(EXERCISE) Filter the listing below for "description" and report every line that has it.
┄┄┄┄┄┄┄┄┄┄
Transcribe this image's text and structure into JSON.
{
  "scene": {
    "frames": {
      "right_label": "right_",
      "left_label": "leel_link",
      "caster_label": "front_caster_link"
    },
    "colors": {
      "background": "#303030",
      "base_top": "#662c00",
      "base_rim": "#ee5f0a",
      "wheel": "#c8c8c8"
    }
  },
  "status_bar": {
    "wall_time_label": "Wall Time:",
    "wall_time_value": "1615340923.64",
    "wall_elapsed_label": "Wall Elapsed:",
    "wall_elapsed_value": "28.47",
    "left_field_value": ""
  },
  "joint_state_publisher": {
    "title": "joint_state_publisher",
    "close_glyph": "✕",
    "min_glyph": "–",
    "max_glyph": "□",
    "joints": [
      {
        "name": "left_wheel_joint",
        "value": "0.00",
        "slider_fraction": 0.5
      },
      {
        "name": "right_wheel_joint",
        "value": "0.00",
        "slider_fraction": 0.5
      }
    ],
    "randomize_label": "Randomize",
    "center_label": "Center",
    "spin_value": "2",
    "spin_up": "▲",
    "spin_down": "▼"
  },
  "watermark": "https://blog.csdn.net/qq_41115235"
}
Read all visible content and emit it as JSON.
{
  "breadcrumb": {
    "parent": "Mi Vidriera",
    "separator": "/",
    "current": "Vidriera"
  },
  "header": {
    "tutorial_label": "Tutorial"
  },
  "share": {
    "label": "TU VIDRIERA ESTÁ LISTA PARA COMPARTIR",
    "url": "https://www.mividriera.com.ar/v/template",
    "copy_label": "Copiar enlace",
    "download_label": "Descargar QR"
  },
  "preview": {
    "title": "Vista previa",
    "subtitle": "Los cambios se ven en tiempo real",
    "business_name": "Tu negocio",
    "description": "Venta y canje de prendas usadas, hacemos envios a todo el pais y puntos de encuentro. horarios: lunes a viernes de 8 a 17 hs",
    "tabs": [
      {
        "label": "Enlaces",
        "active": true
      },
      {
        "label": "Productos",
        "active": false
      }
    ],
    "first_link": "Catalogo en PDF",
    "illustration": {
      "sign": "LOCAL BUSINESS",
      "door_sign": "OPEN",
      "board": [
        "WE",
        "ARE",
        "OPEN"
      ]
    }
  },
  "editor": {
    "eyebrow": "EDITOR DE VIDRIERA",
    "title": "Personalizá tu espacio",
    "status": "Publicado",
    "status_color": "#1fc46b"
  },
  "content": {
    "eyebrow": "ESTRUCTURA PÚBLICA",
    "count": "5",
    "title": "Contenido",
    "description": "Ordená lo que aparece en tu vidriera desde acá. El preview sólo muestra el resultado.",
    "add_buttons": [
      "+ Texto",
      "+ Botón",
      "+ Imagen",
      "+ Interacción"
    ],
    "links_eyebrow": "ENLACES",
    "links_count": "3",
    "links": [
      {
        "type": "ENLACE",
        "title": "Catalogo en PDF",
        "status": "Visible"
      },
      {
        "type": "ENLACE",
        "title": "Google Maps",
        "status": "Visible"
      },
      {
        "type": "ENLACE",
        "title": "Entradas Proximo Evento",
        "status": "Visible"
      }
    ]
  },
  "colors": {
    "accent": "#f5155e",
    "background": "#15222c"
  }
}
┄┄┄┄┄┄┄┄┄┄
(TASK SOLUTION)
    "description": "Venta y canje de prendas usadas, hacemos envios a todo el pais y puntos de encuentro. horarios: lunes a viernes de 8 a 17 hs",
    "description": "Ordená lo que aparece en tu vidriera desde acá. El preview sólo muestra el resultado.",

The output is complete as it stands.